▶ _SUPPLIED MATERIAL_:
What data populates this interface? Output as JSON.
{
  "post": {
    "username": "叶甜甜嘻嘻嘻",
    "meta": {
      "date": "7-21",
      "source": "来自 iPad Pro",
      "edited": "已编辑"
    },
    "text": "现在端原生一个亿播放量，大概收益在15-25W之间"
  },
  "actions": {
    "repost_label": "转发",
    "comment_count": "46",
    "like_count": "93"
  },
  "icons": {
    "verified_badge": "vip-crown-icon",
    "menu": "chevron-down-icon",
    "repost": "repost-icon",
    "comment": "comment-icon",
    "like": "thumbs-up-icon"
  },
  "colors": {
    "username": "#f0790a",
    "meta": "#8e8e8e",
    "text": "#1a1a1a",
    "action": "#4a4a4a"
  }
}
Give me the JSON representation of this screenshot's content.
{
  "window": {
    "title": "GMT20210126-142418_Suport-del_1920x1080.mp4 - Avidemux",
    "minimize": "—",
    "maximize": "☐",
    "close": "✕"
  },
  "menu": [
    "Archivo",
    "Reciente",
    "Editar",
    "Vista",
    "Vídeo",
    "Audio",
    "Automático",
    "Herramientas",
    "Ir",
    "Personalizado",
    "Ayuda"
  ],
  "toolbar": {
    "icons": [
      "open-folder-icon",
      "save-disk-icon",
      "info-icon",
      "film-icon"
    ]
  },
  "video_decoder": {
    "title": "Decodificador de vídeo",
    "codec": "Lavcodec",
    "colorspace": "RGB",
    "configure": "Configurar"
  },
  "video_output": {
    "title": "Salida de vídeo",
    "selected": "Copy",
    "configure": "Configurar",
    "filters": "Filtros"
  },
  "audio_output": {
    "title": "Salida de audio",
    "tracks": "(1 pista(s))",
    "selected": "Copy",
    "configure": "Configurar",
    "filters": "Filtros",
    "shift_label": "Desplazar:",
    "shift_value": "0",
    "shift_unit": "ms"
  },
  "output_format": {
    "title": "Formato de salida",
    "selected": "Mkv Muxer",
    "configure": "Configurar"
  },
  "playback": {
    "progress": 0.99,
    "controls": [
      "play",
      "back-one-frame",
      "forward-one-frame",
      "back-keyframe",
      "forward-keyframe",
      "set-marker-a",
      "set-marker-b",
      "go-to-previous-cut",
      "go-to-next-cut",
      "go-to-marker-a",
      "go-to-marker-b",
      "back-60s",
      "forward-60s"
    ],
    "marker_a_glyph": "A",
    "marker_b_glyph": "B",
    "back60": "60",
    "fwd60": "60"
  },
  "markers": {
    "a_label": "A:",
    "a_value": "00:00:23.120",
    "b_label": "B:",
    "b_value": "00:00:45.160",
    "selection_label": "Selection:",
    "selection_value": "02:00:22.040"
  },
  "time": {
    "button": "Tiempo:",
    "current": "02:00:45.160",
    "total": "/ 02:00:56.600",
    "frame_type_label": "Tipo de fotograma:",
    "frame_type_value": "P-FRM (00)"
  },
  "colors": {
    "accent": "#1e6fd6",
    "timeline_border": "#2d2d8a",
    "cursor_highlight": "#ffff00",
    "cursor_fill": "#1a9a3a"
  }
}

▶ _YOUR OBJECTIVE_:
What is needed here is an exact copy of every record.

▶ _RESPONSE TO THE TASK_:
What data populates this interface? Output as JSON.
{
  "post": {
    "username": "叶甜甜嘻嘻嘻",
    "meta": {
      "date": "7-21",
      "source": "来自 iPad Pro",
      "edited": "已编辑"
    },
    "text": "现在端原生一个亿播放量，大概收益在15-25W之间"
  },
  "actions": {
    "repost_label": "转发",
    "comment_count": "46",
    "like_count": "93"
  },
  "icons": {
    "verified_badge": "vip-crown-icon",
    "menu": "chevron-down-icon",
    "repost": "repost-icon",
    "comment": "comment-icon",
    "like": "thumbs-up-icon"
  },
  "colors": {
    "username": "#f0790a",
    "meta": "#8e8e8e",
    "text": "#1a1a1a",
    "action": "#4a4a4a"
  }
}
Give me the JSON representation of this screenshot's content.
{
  "window": {
    "title": "GMT20210126-142418_Suport-del_1920x1080.mp4 - Avidemux",
    "minimize": "—",
    "maximize": "☐",
    "close": "✕"
  },
  "menu": [
    "Archivo",
    "Reciente",
    "Editar",
    "Vista",
    "Vídeo",
    "Audio",
    "Automático",
    "Herramientas",
    "Ir",
    "Personalizado",
    "Ayuda"
  ],
  "toolbar": {
    "icons": [
      "open-folder-icon",
      "save-disk-icon",
      "info-icon",
      "film-icon"
    ]
  },
  "video_decoder": {
    "title": "Decodificador de vídeo",
    "codec": "Lavcodec",
    "colorspace": "RGB",
    "configure": "Configurar"
  },
  "video_output": {
    "title": "Salida de vídeo",
    "selected": "Copy",
    "configure": "Configurar",
    "filters": "Filtros"
  },
  "audio_output": {
    "title": "Salida de audio",
    "tracks": "(1 pista(s))",
    "selected": "Copy",
    "configure": "Configurar",
    "filters": "Filtros",
    "shift_label": "Desplazar:",
    "shift_value": "0",
    "shift_unit": "ms"
  },
  "output_format": {
    "title": "Formato de salida",
    "selected": "Mkv Muxer",
    "configure": "Configurar"
  },
  "playback": {
    "progress": 0.99,
    "controls": [
      "play",
      "back-one-frame",
      "forward-one-frame",
      "back-keyframe",
      "forward-keyframe",
      "set-marker-a",
      "set-marker-b",
      "go-to-previous-cut",
      "go-to-next-cut",
      "go-to-marker-a",
      "go-to-marker-b",
      "back-60s",
      "forward-60s"
    ],
    "marker_a_glyph": "A",
    "marker_b_glyph": "B",
    "back60": "60",
    "fwd60": "60"
  },
  "markers": {
    "a_label": "A:",
    "a_value": "00:00:23.120",
    "b_label": "B:",
    "b_value": "00:00:45.160",
    "selection_label": "Selection:",
    "selection_value": "02:00:22.040"
  },
  "time": {
    "button": "Tiempo:",
    "current": "02:00:45.160",
    "total": "/ 02:00:56.600",
    "frame_type_label": "Tipo de fotograma:",
    "frame_type_value": "P-FRM (00)"
  },
  "colors": {
    "accent": "#1e6fd6",
    "timeline_border": "#2d2d8a",
    "cursor_highlight": "#ffff00",
    "cursor_fill": "#1a9a3a"
  }
}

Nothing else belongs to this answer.